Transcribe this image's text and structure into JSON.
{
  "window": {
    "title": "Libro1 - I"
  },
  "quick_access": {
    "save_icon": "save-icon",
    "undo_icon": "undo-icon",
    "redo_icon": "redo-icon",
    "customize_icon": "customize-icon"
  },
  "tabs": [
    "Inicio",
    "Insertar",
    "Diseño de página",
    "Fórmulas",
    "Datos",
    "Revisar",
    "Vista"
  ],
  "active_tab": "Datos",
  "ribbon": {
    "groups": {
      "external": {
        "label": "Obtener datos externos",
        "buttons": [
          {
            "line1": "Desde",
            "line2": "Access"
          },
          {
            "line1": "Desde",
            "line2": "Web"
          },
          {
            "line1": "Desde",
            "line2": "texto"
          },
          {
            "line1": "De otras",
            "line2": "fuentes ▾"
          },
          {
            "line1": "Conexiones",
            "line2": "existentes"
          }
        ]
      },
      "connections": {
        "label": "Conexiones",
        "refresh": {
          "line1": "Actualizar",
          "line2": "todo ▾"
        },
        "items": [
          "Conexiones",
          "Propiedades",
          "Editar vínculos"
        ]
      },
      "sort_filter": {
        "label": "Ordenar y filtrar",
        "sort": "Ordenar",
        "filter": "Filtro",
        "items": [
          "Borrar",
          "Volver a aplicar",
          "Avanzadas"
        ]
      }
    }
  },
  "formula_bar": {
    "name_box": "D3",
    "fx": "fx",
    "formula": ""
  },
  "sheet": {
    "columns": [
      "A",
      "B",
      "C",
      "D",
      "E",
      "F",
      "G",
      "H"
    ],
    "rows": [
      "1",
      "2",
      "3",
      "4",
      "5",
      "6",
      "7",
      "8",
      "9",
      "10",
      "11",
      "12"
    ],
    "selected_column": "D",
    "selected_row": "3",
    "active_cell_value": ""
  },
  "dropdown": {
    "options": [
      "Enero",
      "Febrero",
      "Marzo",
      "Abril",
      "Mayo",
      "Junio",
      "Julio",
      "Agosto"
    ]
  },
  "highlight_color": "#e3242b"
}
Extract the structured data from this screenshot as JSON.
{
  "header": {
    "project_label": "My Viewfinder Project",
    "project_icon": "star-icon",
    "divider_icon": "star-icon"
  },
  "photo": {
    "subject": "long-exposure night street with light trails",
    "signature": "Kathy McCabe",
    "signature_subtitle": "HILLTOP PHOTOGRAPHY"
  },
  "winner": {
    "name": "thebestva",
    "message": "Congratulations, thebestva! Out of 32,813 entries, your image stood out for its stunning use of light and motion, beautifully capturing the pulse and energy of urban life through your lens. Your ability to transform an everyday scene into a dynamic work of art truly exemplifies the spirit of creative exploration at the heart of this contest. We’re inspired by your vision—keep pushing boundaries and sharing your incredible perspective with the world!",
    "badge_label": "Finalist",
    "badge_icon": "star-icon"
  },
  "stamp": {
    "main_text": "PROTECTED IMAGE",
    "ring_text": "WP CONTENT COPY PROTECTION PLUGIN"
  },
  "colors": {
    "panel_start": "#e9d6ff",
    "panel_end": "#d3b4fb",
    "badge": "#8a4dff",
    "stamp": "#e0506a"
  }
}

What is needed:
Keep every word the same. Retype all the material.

Answer to this task:
Transcribe this image's text and structure into JSON.
{
  "window": {
    "title": "Libro1 - I"
  },
  "quick_access": {
    "save_icon": "save-icon",
    "undo_icon": "undo-icon",
    "redo_icon": "redo-icon",
    "customize_icon": "customize-icon"
  },
  "tabs": [
    "Inicio",
    "Insertar",
    "Diseño de página",
    "Fórmulas",
    "Datos",
    "Revisar",
    "Vista"
  ],
  "active_tab": "Datos",
  "ribbon": {
    "groups": {
      "external": {
        "label": "Obtener datos externos",
        "buttons": [
          {
            "line1": "Desde",
            "line2": "Access"
          },
          {
            "line1": "Desde",
            "line2": "Web"
          },
          {
            "line1": "Desde",
            "line2": "texto"
          },
          {
            "line1": "De otras",
            "line2": "fuentes ▾"
          },
          {
            "line1": "Conexiones",
            "line2": "existentes"
          }
        ]
      },
      "connections": {
        "label": "Conexiones",
        "refresh": {
          "line1": "Actualizar",
          "line2": "todo ▾"
        },
        "items": [
          "Conexiones",
          "Propiedades",
          "Editar vínculos"
        ]
      },
      "sort_filter": {
        "label": "Ordenar y filtrar",
        "sort": "Ordenar",
        "filter": "Filtro",
        "items": [
          "Borrar",
          "Volver a aplicar",
          "Avanzadas"
        ]
      }
    }
  },
  "formula_bar": {
    "name_box": "D3",
    "fx": "fx",
    "formula": ""
  },
  "sheet": {
    "columns": [
      "A",
      "B",
      "C",
      "D",
      "E",
      "F",
      "G",
      "H"
    ],
    "rows": [
      "1",
      "2",
      "3",
      "4",
      "5",
      "6",
      "7",
      "8",
      "9",
      "10",
      "11",
      "12"
    ],
    "selected_column": "D",
    "selected_row": "3",
    "active_cell_value": ""
  },
  "dropdown": {
    "options": [
      "Enero",
      "Febrero",
      "Marzo",
      "Abril",
      "Mayo",
      "Junio",
      "Julio",
      "Agosto"
    ]
  },
  "highlight_color": "#e3242b"
}
Extract the structured data from this screenshot as JSON.
{
  "header": {
    "project_label": "My Viewfinder Project",
    "project_icon": "star-icon",
    "divider_icon": "star-icon"
  },
  "photo": {
    "subject": "long-exposure night street with light trails",
    "signature": "Kathy McCabe",
    "signature_subtitle": "HILLTOP PHOTOGRAPHY"
  },
  "winner": {
    "name": "thebestva",
    "message": "Congratulations, thebestva! Out of 32,813 entries, your image stood out for its stunning use of light and motion, beautifully capturing the pulse and energy of urban life through your lens. Your ability to transform an everyday scene into a dynamic work of art truly exemplifies the spirit of creative exploration at the heart of this contest. We’re inspired by your vision—keep pushing boundaries and sharing your incredible perspective with the world!",
    "badge_label": "Finalist",
    "badge_icon": "star-icon"
  },
  "stamp": {
    "main_text": "PROTECTED IMAGE",
    "ring_text": "WP CONTENT COPY PROTECTION PLUGIN"
  },
  "colors": {
    "panel_start": "#e9d6ff",
    "panel_end": "#d3b4fb",
    "badge": "#8a4dff",
    "stamp": "#e0506a"
  }
}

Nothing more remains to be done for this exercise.